In this brief series of posts, we are looking at C S Lewis on the centrality of the Incarnation. Among other things, Lewis understands the Incarnation as a lens through which to see the importance of our own human choices:
Importance of human choice and human culture
Part of understanding and affirming the wonder of who we are as human beings, affirmed by the fact of the Incarnation, is being clear about ourselves as creatures capable of choice, who are responsible for the choices we make. Free will is a crucial part of Lewis’s anthropology and his case for hewing to the morality of the Old Western (Christian) tradition. Our wills are as essential, ordinary, and marvelous as our bodies. The choices we make on earth have transcendent, cosmic, divine (or infernal) consequences. Lewis loved Dante’s Comedia and appreciated Sayers’s take on that great poem. Sayers called it “the drama of the soul’s choice.” Drama. Acted out by humans in all their earthy but exalted embodiedness. Full of color, life, substance.
It may be fair to say that Lewis was a “Christian humanist” in this respect: our arts, sciences, cultural activities, and personal choices all contribute to heaven or hell on earth, and to our own salvation; many are “preparatio evangelii”–they lead us to God’s doorstep.

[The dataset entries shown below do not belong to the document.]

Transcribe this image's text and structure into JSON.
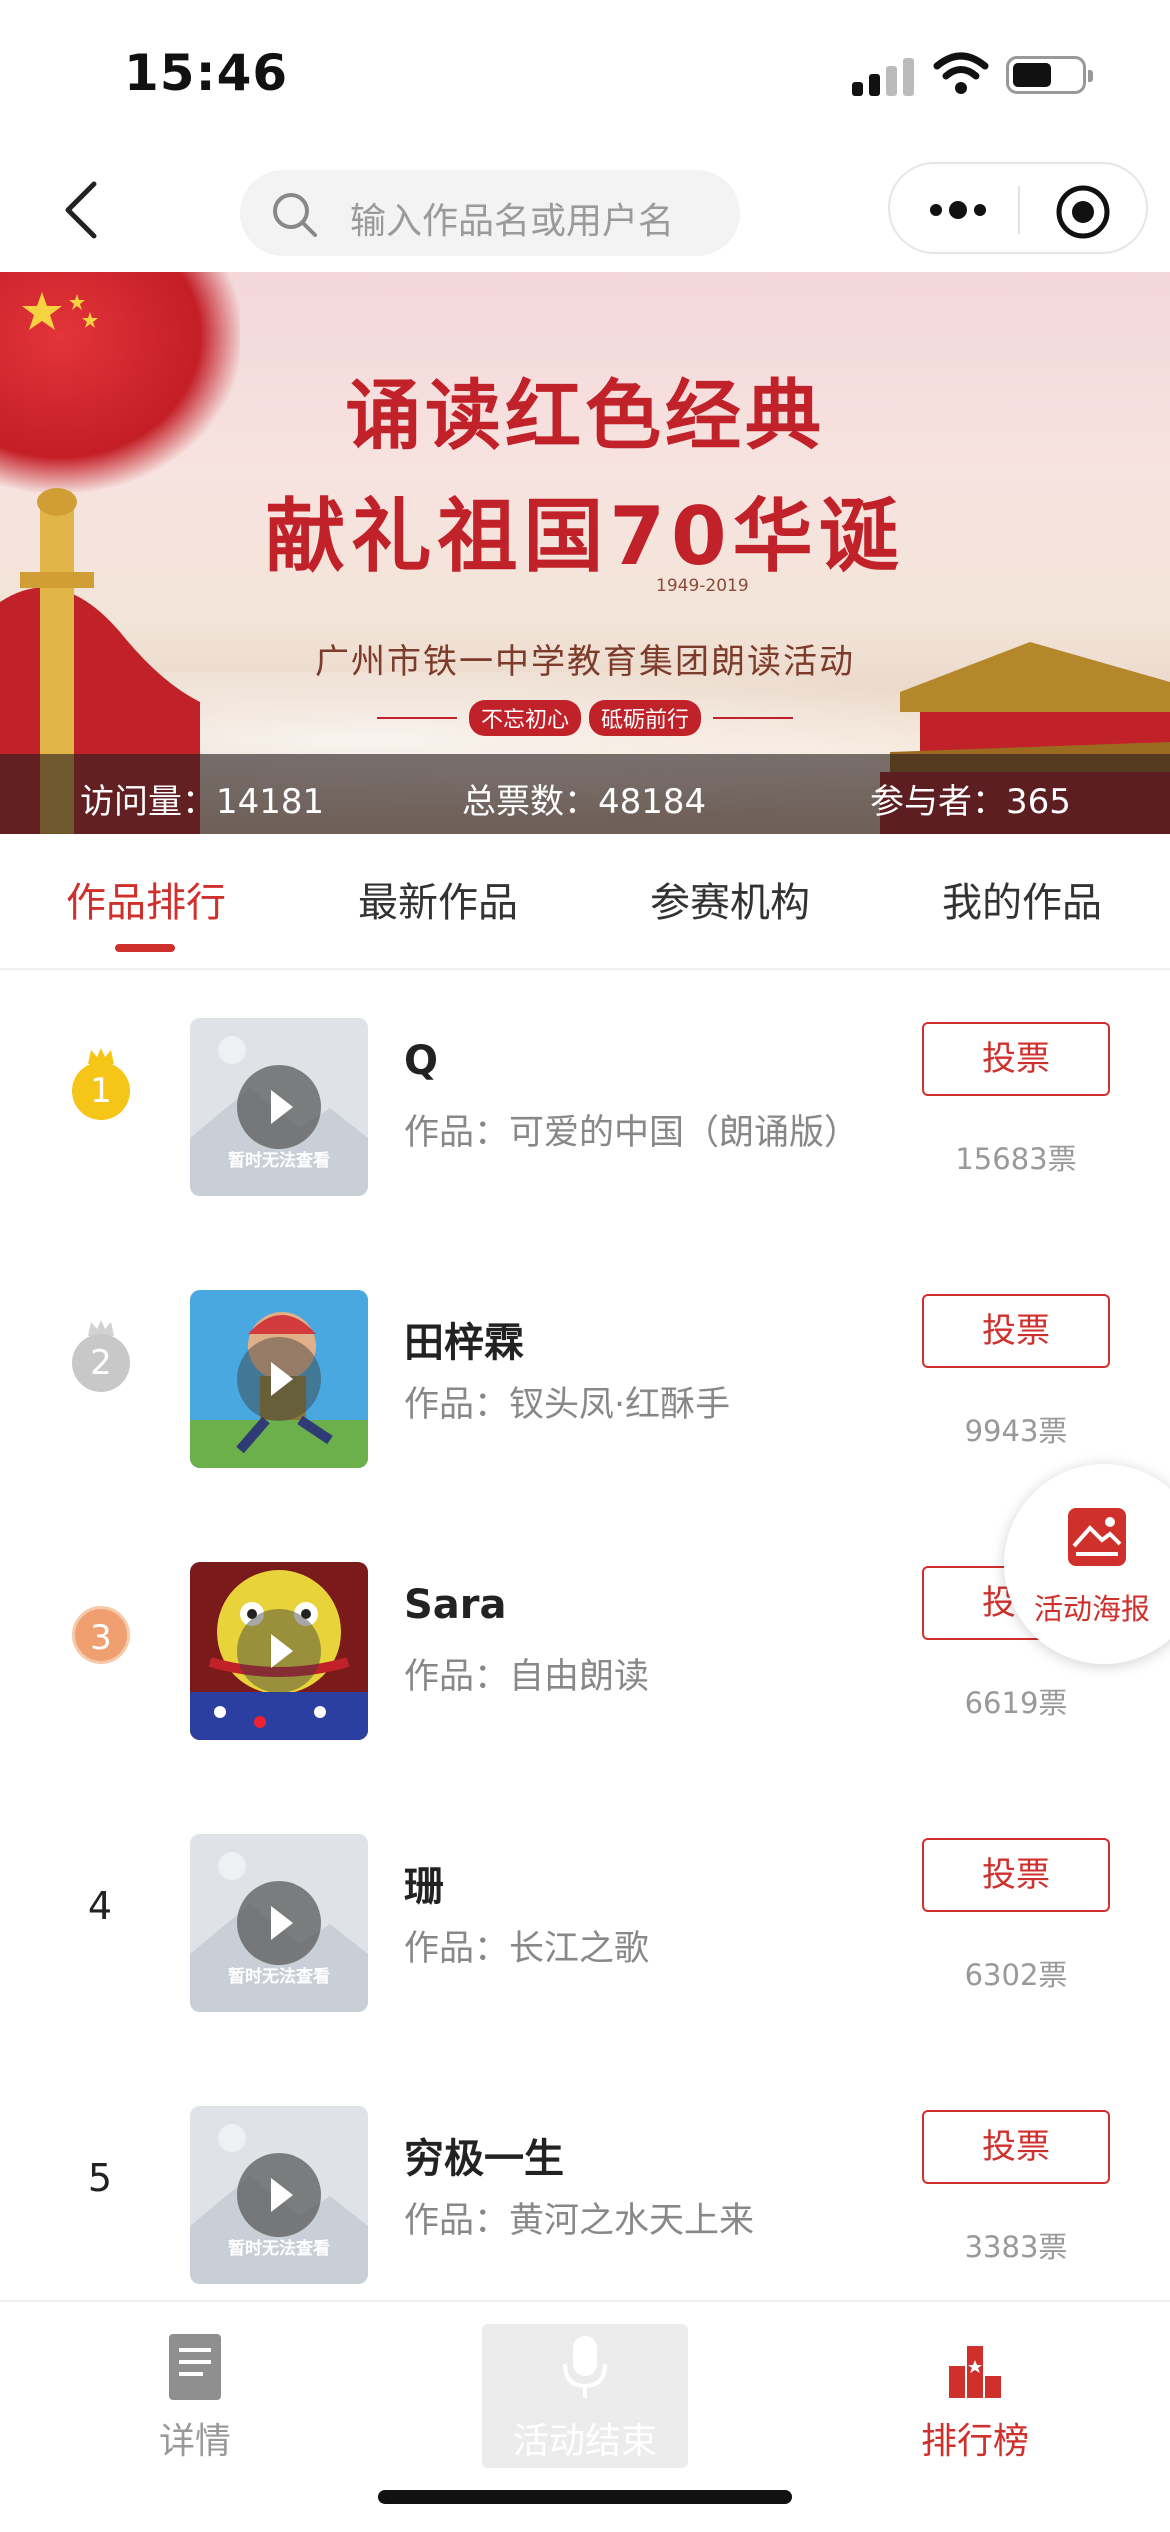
{
  "status_bar": {
    "time": "15:46"
  },
  "nav": {
    "search_placeholder": "输入作品名或用户名"
  },
  "banner": {
    "title_line1": "诵读红色经典",
    "title_line2": "献礼祖国70华诞",
    "years": "1949-2019",
    "subtitle": "广州市铁一中学教育集团朗读活动",
    "slogan_left": "不忘初心",
    "slogan_right": "砥砺前行",
    "stats": {
      "visits": "访问量：14181",
      "total_votes": "总票数：48184",
      "participants": "参与者：365"
    }
  },
  "tabs": [
    {
      "label": "作品排行",
      "active": true
    },
    {
      "label": "最新作品",
      "active": false
    },
    {
      "label": "参赛机构",
      "active": false
    },
    {
      "label": "我的作品",
      "active": false
    }
  ],
  "rankings": [
    {
      "rank": "1",
      "medal": "gold",
      "name": "Q",
      "work": "作品：可爱的中国（朗诵版）",
      "votes": "15683票",
      "thumb": "placeholder"
    },
    {
      "rank": "2",
      "medal": "silver",
      "name": "田梓霖",
      "work": "作品：钗头凤·红酥手",
      "votes": "9943票",
      "thumb": "cartoon-boy"
    },
    {
      "rank": "3",
      "medal": "bronze",
      "name": "Sara",
      "work": "作品：自由朗读",
      "votes": "6619票",
      "thumb": "colorful-drawing"
    },
    {
      "rank": "4",
      "medal": "",
      "name": "珊",
      "work": "作品：长江之歌",
      "votes": "6302票",
      "thumb": "placeholder"
    },
    {
      "rank": "5",
      "medal": "",
      "name": "穷极一生",
      "work": "作品：黄河之水天上来",
      "votes": "3383票",
      "thumb": "placeholder"
    }
  ],
  "vote_label": "投票",
  "thumb_placeholder_text": "暂时无法查看",
  "poster_fab": {
    "label": "活动海报",
    "icon": "poster-image-icon"
  },
  "bottom_bar": {
    "details": {
      "label": "详情",
      "icon": "document-icon"
    },
    "center": {
      "label": "活动结束",
      "icon": "microphone-icon"
    },
    "leaderboard": {
      "label": "排行榜",
      "icon": "leaderboard-icon"
    }
  },
  "colors": {
    "accent": "#d0302c",
    "gold": "#f5c518",
    "silver": "#c8c8c8",
    "bronze": "#f0a070"
  }
}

In his essay “Christianity and Culture,” Lewis reflected: “[C]ulture is a storehouse of the best (sub-Christian) values. These values are in themselves of the soul, not the spirit. But God created the soul. Its values may be expected, therefore, to contain some reflection or antepast of the spiritual values.”
This means, first, that older values of courage, fortitude, prudence, self-control are crucial to who we are as humans—thus as Christians; we can hear from pagan sources on ethics without worrying that we are giving up the Christian farm. But it also means that the whole cornucopia of human culture-making is a divine directive.
Through the Incarnation, God affirmed the value of and importance of bodily human life and all that goes with that, including the choices, the decisions we make morally over against the temptations that we face. We see Jesus faced with temptations in the wilderness and successfully navigating those. We see him eating and drinking with the disciples, eating and drinking with sinners to the point where they call him a wino and a glutton. This is Jesus as model:
[will paraphrase] “. . . Lewis also comments on Christ’s role as our example in a few places. For instance, how should we behave in the presence of evil people? Jesus speaking to the woman at the well, dealing with the situation of the woman caught in the act of adultery or eating with the ‘tax collectors and sinners’ is our example. In The Four Loves, Lewis says that our imitation of God in this life must be an imitation of God in the flesh. Jesus is our model. Not just the Jesus of Calvary, but the Jesus also of the workshop, the roads, the crowds and the clamorous demands; the Jesus who faced surly opposition, the Jesus who lacked all peace and privacy, who constantly experienced interruptions, this Jesus is our example. The earthly life of Jesus, which is so strangely unlike anything we can attribute to the life of God in itself, is apparently not only like, but is, the divine life operating under human conditions.”
The Great Divorce
If we turn to the wonderful Great Divorce, we find a similar emphasis. The whole story is a defense of the importance of choice, strongly echoing Dante’s similar tale. “[Lewis] terms it a ‘disastrous error’ to believe that ‘reality never presents us with an absolutely unavoidable “either – or”’, or to imagine ‘that mere development or adjustment or refinement will somehow turn evil into good without our being called on for a final and total rejection of anything we should like to retain’.”
In other words, the Great Divorce is, as Lewis’s friend Dorothy L. Sayers characterized the Divine Comedy, a “drama of the soul’s choice,” which aims to show that our choices are unavoidable and will unavoidably land us in either heaven or hell! We are at the top of the chain of (natural) beings – given reason and free will by God, and then ennobled further by His incarnation as a human being, who in his own life demonstrated the importance of choosing well.
 n. 12: Reflections on the Psalms (San Diego: Harcourt Brace Jovanovich, 1958), 68
 Vaus, 81-2; n. 13: The Four Loves (San Diego: Harcourt Brace Jovanovich, 1960), 17
 n. 2: Preface to Paradise Lost (o.u.p., 1984), 72; cited in Jerry L. Walls, “The Great Divorce,” in The Cambridge Companion to C. S. Lewis, 251.
- How C S Lewis’s understanding of the Incarnation helped him – and helped him counsel others – in suffering (gratefultothedead.wordpress.com)
- The Virgin Mary and the greatest thing we can learn from medieval Christians (gratefultothedead.wordpress.com)